The narrative has been that allowing games to be hosted in these countries will help push their culture toward global peace and advance human rights. Instead, we get athletes, coaches, officials, workers, and fans put in danger when their human rights are put at risk by these countries. When that very real danger is brought up, the defensiveness is quick to show up with a “do your job, perform, sport is more important than the politics” and the threats that if you don’t do what we say, we will punish you ( If sports are not political for you, you are lucky to be a person that does not have their life at risk for simply being themselves. The speech by FIFA President Gianni Infantino on November 19th demonstrated a complete lack of empathy for the situation that his organization had put us in, it was both insensitive and patronizing around the very real and harmful situations that hosting in Qatar had brought to the forefront “Today I have very strong feelings, today I feel Qatari, today I feel Arab, today I feel African, today I feel gay, today I feel disabled, today I feel a migrant worker,” he said. These comments not only dismissed the deaths of migrant workers, LGBTQI2S+ rights, people with disabilities, of Arab and African peoples, but they are also made from a place of privilege of never having your life, and your families’ lives put at risk for sport.

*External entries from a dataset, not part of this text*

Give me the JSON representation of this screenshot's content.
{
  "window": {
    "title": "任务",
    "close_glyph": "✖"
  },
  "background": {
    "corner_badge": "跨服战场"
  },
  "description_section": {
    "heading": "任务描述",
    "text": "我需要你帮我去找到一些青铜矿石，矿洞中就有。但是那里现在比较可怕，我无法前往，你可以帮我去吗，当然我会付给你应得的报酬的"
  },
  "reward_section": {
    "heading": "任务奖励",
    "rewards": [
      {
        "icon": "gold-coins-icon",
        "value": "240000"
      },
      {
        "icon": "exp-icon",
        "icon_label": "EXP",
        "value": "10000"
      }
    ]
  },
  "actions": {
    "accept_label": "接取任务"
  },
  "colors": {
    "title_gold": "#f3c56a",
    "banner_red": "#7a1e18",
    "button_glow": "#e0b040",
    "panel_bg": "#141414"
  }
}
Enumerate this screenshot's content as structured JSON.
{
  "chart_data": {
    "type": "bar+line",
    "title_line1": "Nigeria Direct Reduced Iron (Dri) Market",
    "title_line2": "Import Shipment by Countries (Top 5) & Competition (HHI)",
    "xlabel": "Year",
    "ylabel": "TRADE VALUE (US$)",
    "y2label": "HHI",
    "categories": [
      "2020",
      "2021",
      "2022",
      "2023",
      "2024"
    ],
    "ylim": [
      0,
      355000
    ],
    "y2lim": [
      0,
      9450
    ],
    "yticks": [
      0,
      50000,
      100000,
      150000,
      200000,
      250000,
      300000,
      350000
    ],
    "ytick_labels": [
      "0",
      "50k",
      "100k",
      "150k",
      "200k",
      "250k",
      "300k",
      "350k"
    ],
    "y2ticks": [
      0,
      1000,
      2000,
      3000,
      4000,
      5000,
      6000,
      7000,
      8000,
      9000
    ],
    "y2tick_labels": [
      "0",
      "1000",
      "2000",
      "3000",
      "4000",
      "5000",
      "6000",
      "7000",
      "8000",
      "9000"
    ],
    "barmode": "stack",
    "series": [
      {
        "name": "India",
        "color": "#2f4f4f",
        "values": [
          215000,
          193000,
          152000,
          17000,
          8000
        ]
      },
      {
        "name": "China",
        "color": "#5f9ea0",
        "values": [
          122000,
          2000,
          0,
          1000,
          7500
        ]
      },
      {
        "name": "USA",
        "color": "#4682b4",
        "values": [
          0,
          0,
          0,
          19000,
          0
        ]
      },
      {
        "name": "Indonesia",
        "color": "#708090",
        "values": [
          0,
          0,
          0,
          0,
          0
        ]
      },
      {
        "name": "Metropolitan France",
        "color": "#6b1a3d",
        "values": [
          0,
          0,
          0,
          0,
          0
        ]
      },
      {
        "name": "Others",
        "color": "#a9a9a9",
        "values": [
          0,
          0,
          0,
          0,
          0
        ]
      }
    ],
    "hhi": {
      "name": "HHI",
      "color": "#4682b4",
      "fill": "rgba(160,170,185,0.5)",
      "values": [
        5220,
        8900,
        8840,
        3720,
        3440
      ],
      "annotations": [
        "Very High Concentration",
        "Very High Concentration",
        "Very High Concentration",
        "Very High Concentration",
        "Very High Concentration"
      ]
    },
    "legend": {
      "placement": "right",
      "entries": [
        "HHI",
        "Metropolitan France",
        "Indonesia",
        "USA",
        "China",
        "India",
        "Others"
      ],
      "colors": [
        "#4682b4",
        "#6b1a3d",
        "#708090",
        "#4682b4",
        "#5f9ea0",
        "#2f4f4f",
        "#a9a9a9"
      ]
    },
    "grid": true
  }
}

These narratives are not unfamiliar as the victims of abuse hear these regularly in the sport system – “but he is a great coach”, “you will ruin the team/club/other athlete’s careers”, and “if you do this, you can’t compete”. And it comes from the same systemic issue – power in sport is consolidated in a very small group of people who benefit from the current environments. Power and control are limited to a few, and whenever that is the case, then those tools are highly likely to be misused and lead to abuse and harms that are excused because it is very difficult to hold the perpetrators accountable for their behaviours.

How do we change this?

  1. Strong standards that center on empowering the community through advocacy and inclusion
  2. Decentralized power structures and reporting mechanisms
  3. Athlete-wellness-centered decision-making as a way to create peak performance environments
  4. Selection panels that more heavily weight diversity, equity, and inclusion standards
  5. A willingness to take courageous and divisive steps when needed

Our global sports system is learning from Safe Sport – but we are still early days of considering how these power structures and the “ways things have always been done” are actively harming people. We still have a few making decisions that impact many. We also have massive gaps in who is at those decision-making tables and in those roles. We have consolidated power and control to a few, and those few are usually not engaging or seeking input from the populations whose voices we need to be involved. We need to consider the diversity of who is at the table, the inclusion of the voices that speak up, and actively involve equity in each step we take. We are in a time of change in these spaces – but let’s push forward and be intentional about reducing harm and taking care of people. Sport has an important role in showing us how it can change the world – let’s work together to bring that to fruition.